Both speakers can’t be paired to the app at once. You have to disconnect one and connect the other. For most of my usage, I just go into the Bluetooth settings on my phone and pair to the speaker instead of via the app interface. These connections are separate to each other; just because you paired via phone settings, doesn’t mean it will work inside the app – if you are using the app features. You have to select the correct speaker to connect to inside it.
Initially, I spent a lot of time on the app to set it up and customise it to my liking. The app could be more user-friendly and it feels like there’s a lot going on. This is mostly because it supports so many features. I know this is a good thing for some, but I’m more minimal, and haven’t been using the app much after initial setup. I just use them as audio outputs, like a regular speaker, instead of the bells and whistles. Social media notifications support include Facebook, Twitter, Instagram, Whatsapp, Snapchat, Viber, Skype, etc.
This point isn’t necessarily a bad thing, but sometimes when I leave my office, the range is so wide that it is still paired to the speaker and can’t hear sound on my phone because I’m in another room – very first world of a problem, lol. I manually disconnect.
Initially I was skeptical about the Divoom brand because I had not heard of it until the company contacted me. Now that I’ve used two products from their lineup, I appreciate many things about it – the design, quality of sound and packaging – they also include pixel stickers in the box. It has replaced all my other speakers.
That said, it has too many features for a person to fully enjoy, unless you’re younger perhaps. I don’t use more than half of what it has to offer, but that suits me fine. I use it for its primary function, and now that my presets are saved on each channel, I just toggle between them with the physical button.
The Tivoo-Max is more suited as a combined household gadget for everyone to use. The smaller Tivoo is better suited for individual usage. If you’re an audiophile who wants the best, then the Tivoo-Max is right up your alley.
The speakers are available from Divoom, iStore, Takealot, Musica, The Gadget Shop and Dealz.
Welcome to Wired to the Web. My name is Nafisa Akabor and I’m a technology journalist covering business and consumer tech for the last 13 years.

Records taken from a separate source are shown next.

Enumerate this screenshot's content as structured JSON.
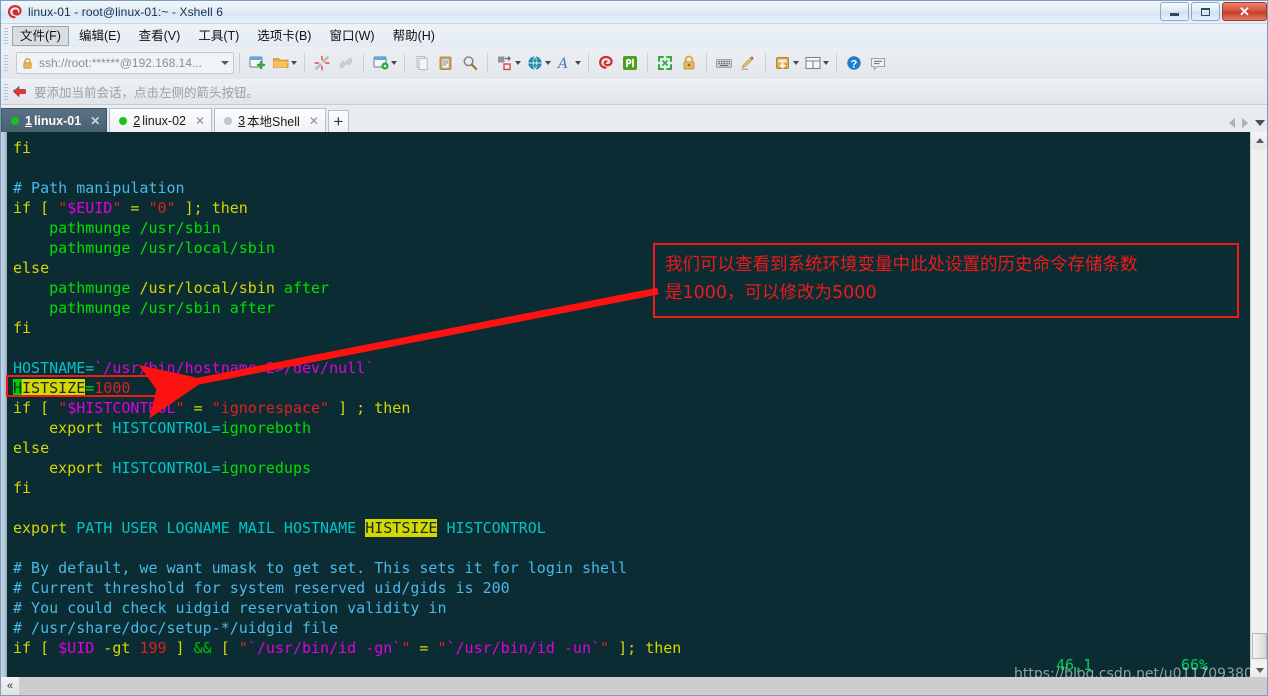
{
  "window": {
    "title": "linux-01 - root@linux-01:~ - Xshell 6",
    "logo_icon": "xshell-logo-icon",
    "controls": {
      "minimize": "minimize-button",
      "maximize": "maximize-button",
      "close": "close-button",
      "close_glyph": "✕"
    }
  },
  "menu": {
    "items": [
      {
        "label": "文件(F)",
        "active": true
      },
      {
        "label": "编辑(E)",
        "active": false
      },
      {
        "label": "查看(V)",
        "active": false
      },
      {
        "label": "工具(T)",
        "active": false
      },
      {
        "label": "选项卡(B)",
        "active": false
      },
      {
        "label": "窗口(W)",
        "active": false
      },
      {
        "label": "帮助(H)",
        "active": false
      }
    ]
  },
  "toolbar": {
    "address": {
      "value": "ssh://root:******@192.168.14...",
      "placeholder": "ssh://",
      "lock_icon": "lock-icon",
      "dropdown_icon": "chevron-down-icon"
    },
    "buttons": [
      "new-session-icon",
      "open-folder-icon",
      "disconnect-icon",
      "reconnect-icon",
      "session-properties-icon",
      "copy-icon",
      "paste-icon",
      "find-icon",
      "transfer-file-icon",
      "globe-icon",
      "font-icon",
      "xshell-icon",
      "xftp-icon",
      "fullscreen-icon",
      "lock-session-icon",
      "keyboard-icon",
      "compose-pane-icon",
      "add-pane-icon",
      "layout-icon",
      "help-icon",
      "feedback-icon"
    ]
  },
  "hintbar": {
    "arrow_icon": "red-arrow-icon",
    "text": "要添加当前会话，点击左侧的箭头按钮。"
  },
  "tabs": {
    "items": [
      {
        "num": "1",
        "label": "linux-01",
        "active": true,
        "connected": true,
        "close_icon": "close-icon"
      },
      {
        "num": "2",
        "label": "linux-02",
        "active": false,
        "connected": true,
        "close_icon": "close-icon"
      },
      {
        "num": "3",
        "label": "本地Shell",
        "active": false,
        "connected": false,
        "close_icon": "close-icon"
      }
    ],
    "add_label": "+",
    "nav": {
      "prev_icon": "chevron-left-icon",
      "next_icon": "chevron-right-icon",
      "list_icon": "chevron-down-icon"
    }
  },
  "terminal": {
    "background": "#0a2c32",
    "lines": [
      {
        "y": 0,
        "segs": [
          {
            "t": "fi",
            "c": "c-yel"
          }
        ]
      },
      {
        "y": 1,
        "segs": []
      },
      {
        "y": 2,
        "segs": [
          {
            "t": "# Path manipulation",
            "c": "c-blu"
          }
        ]
      },
      {
        "y": 3,
        "segs": [
          {
            "t": "if",
            "c": "c-yel"
          },
          {
            "t": " [ ",
            "c": "c-yel"
          },
          {
            "t": "\"",
            "c": "c-red"
          },
          {
            "t": "$EUID",
            "c": "c-mag"
          },
          {
            "t": "\"",
            "c": "c-red"
          },
          {
            "t": " = ",
            "c": "c-yel"
          },
          {
            "t": "\"0\"",
            "c": "c-red"
          },
          {
            "t": " ]; ",
            "c": "c-yel"
          },
          {
            "t": "then",
            "c": "c-yel"
          }
        ]
      },
      {
        "y": 4,
        "segs": [
          {
            "t": "    ",
            "c": "c-grn"
          },
          {
            "t": "pathmunge ",
            "c": "c-grn"
          },
          {
            "t": "/usr/sbin",
            "c": "c-grn"
          }
        ]
      },
      {
        "y": 5,
        "segs": [
          {
            "t": "    ",
            "c": "c-grn"
          },
          {
            "t": "pathmunge ",
            "c": "c-grn"
          },
          {
            "t": "/usr/local/sbin",
            "c": "c-grn"
          }
        ]
      },
      {
        "y": 6,
        "segs": [
          {
            "t": "else",
            "c": "c-yel"
          }
        ]
      },
      {
        "y": 7,
        "segs": [
          {
            "t": "    ",
            "c": "c-grn"
          },
          {
            "t": "pathmunge ",
            "c": "c-grn"
          },
          {
            "t": "/usr/local/sbin",
            "c": "c-yel"
          },
          {
            "t": " after",
            "c": "c-grn"
          }
        ]
      },
      {
        "y": 8,
        "segs": [
          {
            "t": "    ",
            "c": "c-grn"
          },
          {
            "t": "pathmunge ",
            "c": "c-grn"
          },
          {
            "t": "/usr/sbin",
            "c": "c-grn"
          },
          {
            "t": " after",
            "c": "c-grn"
          }
        ]
      },
      {
        "y": 9,
        "segs": [
          {
            "t": "fi",
            "c": "c-yel"
          }
        ]
      },
      {
        "y": 10,
        "segs": []
      },
      {
        "y": 11,
        "segs": [
          {
            "t": "HOSTNAME=",
            "c": "c-cyn"
          },
          {
            "t": "`/usr/bin/hostname 2>/dev/null`",
            "c": "c-mag"
          }
        ]
      },
      {
        "y": 12,
        "segs": [
          {
            "t": "H",
            "c": "cursor-cell"
          },
          {
            "t": "ISTSIZE",
            "c": "hl-yellow"
          },
          {
            "t": "=",
            "c": "c-grn"
          },
          {
            "t": "1000",
            "c": "c-red"
          }
        ]
      },
      {
        "y": 13,
        "segs": [
          {
            "t": "if",
            "c": "c-yel"
          },
          {
            "t": " [ ",
            "c": "c-yel"
          },
          {
            "t": "\"",
            "c": "c-red"
          },
          {
            "t": "$HISTCONTROL",
            "c": "c-mag"
          },
          {
            "t": "\"",
            "c": "c-red"
          },
          {
            "t": " = ",
            "c": "c-yel"
          },
          {
            "t": "\"ignorespace\"",
            "c": "c-red"
          },
          {
            "t": " ] ; ",
            "c": "c-yel"
          },
          {
            "t": "then",
            "c": "c-yel"
          }
        ]
      },
      {
        "y": 14,
        "segs": [
          {
            "t": "    ",
            "c": "c-yel"
          },
          {
            "t": "export",
            "c": "c-yel"
          },
          {
            "t": " HISTCONTROL=",
            "c": "c-cyn"
          },
          {
            "t": "ignoreboth",
            "c": "c-grn"
          }
        ]
      },
      {
        "y": 15,
        "segs": [
          {
            "t": "else",
            "c": "c-yel"
          }
        ]
      },
      {
        "y": 16,
        "segs": [
          {
            "t": "    ",
            "c": "c-yel"
          },
          {
            "t": "export",
            "c": "c-yel"
          },
          {
            "t": " HISTCONTROL=",
            "c": "c-cyn"
          },
          {
            "t": "ignoredups",
            "c": "c-grn"
          }
        ]
      },
      {
        "y": 17,
        "segs": [
          {
            "t": "fi",
            "c": "c-yel"
          }
        ]
      },
      {
        "y": 18,
        "segs": []
      },
      {
        "y": 19,
        "segs": [
          {
            "t": "export",
            "c": "c-yel"
          },
          {
            "t": " PATH USER LOGNAME MAIL HOSTNAME ",
            "c": "c-cyn"
          },
          {
            "t": "HISTSIZE",
            "c": "hl-yellow"
          },
          {
            "t": " HISTCONTROL",
            "c": "c-cyn"
          }
        ]
      },
      {
        "y": 20,
        "segs": []
      },
      {
        "y": 21,
        "segs": [
          {
            "t": "# By default, we want umask to get set. This sets it for login shell",
            "c": "c-blu"
          }
        ]
      },
      {
        "y": 22,
        "segs": [
          {
            "t": "# Current threshold for system reserved uid/gids is 200",
            "c": "c-blu"
          }
        ]
      },
      {
        "y": 23,
        "segs": [
          {
            "t": "# You could check uidgid reservation validity in",
            "c": "c-blu"
          }
        ]
      },
      {
        "y": 24,
        "segs": [
          {
            "t": "# /usr/share/doc/setup-*/uidgid file",
            "c": "c-blu"
          }
        ]
      },
      {
        "y": 25,
        "segs": [
          {
            "t": "if",
            "c": "c-yel"
          },
          {
            "t": " [ ",
            "c": "c-yel"
          },
          {
            "t": "$UID",
            "c": "c-mag"
          },
          {
            "t": " -gt ",
            "c": "c-yel"
          },
          {
            "t": "199",
            "c": "c-red"
          },
          {
            "t": " ] ",
            "c": "c-yel"
          },
          {
            "t": "&&",
            "c": "c-dgrn"
          },
          {
            "t": " [ ",
            "c": "c-yel"
          },
          {
            "t": "\"",
            "c": "c-red"
          },
          {
            "t": "`/usr/bin/id -gn`",
            "c": "c-mag"
          },
          {
            "t": "\"",
            "c": "c-red"
          },
          {
            "t": " = ",
            "c": "c-yel"
          },
          {
            "t": "\"",
            "c": "c-red"
          },
          {
            "t": "`/usr/bin/id -un`",
            "c": "c-mag"
          },
          {
            "t": "\"",
            "c": "c-red"
          },
          {
            "t": " ]; ",
            "c": "c-yel"
          },
          {
            "t": "then",
            "c": "c-yel"
          }
        ]
      }
    ]
  },
  "annotation": {
    "line1": "我们可以查看到系统环境变量中此处设置的历史命令存储条数",
    "line2": "是1000，可以修改为5000",
    "color": "#ef1a1a",
    "arrow": "red-arrow-pointing-to-histsize"
  },
  "status": {
    "position": "46,1",
    "percent": "66%",
    "watermark": "https://blog.csdn.net/u011709380"
  },
  "scrollbars": {
    "vertical": {
      "up_icon": "scroll-up-icon",
      "down_icon": "scroll-down-icon",
      "thumb": "vertical-scroll-thumb"
    },
    "horizontal": {
      "left_icon": "scroll-left-icon",
      "left_glyph": "«",
      "right_glyph": "»"
    }
  }
}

I’m passionate about start-ups, smartphones, mobile payments, travel tech and electric cars. ✉️ firstname.lastname@example.org